The narrative begins strongly but later gets bogged down in the details of old Scottish politics (this book was first released in Scotland). If I were more patient, I would do the page-flipping and wikipedia-searching necessary to untangle the web of ideologies and political alliances that the book describes. But, I was drawn to this book at the library out of all of the others because of the adventurous storytelling, and when that waned, the book was shelved (it was also overdue). To a more patient mind, it holds a lot of promise (even past page 98, where I stopped). At the very least, it’s worth coming back to.

“WWII in HD” — transformative and balanced

Posted in African, American, Asian, European, Television by Alex L. on November 19, 2009

WWII in HDGone are the days when the History Channel disproportionately focused on programs about World War II instead of disproportionately fixating on Bigfoot and Mayan prophecies. Until now. History Channel has a new series which stands apart from the network’s bizarre trend of shows about UFOs, astrology, and monster-hunters. “WWII in HD”, a throwback to History Channel’s roots, is a truly innovative series.

WWII in HD” features almost exclusively rare color war footage. The effect of this is to enliven the 1940s. It feels like watching film from the Vietnam War, which seems more “real” to me because I associate it with color.
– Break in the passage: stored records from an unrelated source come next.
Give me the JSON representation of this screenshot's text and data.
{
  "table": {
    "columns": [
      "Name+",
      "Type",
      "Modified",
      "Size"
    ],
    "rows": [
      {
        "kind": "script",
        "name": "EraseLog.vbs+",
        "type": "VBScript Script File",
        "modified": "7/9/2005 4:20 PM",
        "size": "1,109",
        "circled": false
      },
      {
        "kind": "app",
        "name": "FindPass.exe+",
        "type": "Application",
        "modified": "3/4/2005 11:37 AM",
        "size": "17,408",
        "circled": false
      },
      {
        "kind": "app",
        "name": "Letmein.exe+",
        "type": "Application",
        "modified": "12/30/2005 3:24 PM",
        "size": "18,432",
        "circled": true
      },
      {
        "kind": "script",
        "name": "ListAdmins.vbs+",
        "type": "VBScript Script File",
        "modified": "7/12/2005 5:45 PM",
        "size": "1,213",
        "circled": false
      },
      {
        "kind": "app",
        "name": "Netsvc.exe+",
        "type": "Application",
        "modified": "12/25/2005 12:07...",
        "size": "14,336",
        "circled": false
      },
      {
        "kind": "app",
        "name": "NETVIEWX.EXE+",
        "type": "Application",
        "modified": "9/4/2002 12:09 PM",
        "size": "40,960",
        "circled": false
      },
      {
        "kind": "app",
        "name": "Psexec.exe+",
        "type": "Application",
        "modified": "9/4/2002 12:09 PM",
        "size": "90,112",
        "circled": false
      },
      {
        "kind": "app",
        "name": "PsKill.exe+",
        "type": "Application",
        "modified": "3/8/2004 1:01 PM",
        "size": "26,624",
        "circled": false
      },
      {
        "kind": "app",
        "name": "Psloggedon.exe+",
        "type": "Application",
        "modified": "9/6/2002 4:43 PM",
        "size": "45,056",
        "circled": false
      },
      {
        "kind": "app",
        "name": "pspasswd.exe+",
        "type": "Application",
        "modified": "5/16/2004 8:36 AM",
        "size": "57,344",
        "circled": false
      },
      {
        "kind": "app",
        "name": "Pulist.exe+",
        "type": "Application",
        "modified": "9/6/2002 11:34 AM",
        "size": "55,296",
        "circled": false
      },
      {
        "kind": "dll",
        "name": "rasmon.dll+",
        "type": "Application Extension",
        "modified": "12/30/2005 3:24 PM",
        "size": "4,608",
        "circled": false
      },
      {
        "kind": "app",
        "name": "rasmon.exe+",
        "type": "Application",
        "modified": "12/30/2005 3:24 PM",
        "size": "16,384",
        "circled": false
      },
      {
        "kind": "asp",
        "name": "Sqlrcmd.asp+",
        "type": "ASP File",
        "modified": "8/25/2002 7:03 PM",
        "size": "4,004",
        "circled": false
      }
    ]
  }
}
The other outstanding element about this series is the dialogue. The show follows twelve American men and women during their service in the war. They are interviewed as elderly veterans, but when the war footage is shown, the interviews transition into voice-overs by younger men and women. This technique is elegantly executed and makes you aware that these aged heroes of an inaccessible age were once the youth of the world. The dialogue is poignant, and the transitional phrases especially are epic.

Finally, the most lasting impression of the series is the footage of carnage. I have heard veterans speak of that shocking aspect of war – the odor of burning flesh, bodies thickly littering the battlefield, disfigured faces. But hearing about it—no matter how vividly told—can not compare to seeing it in color. Short of smelling the awful stench of war, “WWII in HD” portrays the nauseating reality of indiscriminate and grotesque death in battle.

In one episode, President Franklin Roosevelt asks a war correspondent whether he should allow a documentary film about the Battle of Tarawa to be show uncensored to the American public. The reporter, who had been embedded with the Marines in combat, replied that the soldiers wanted the civilians back home to know that the war was not all about victory and glory. The documentary, which featured graphic portrayals of combat, went on to win an Academy Award and significantly increased the sale of war bonds. Like “With the Marines at Tarawa”, “WWII in HD” is a transformative and balanced memorial to the Second World War.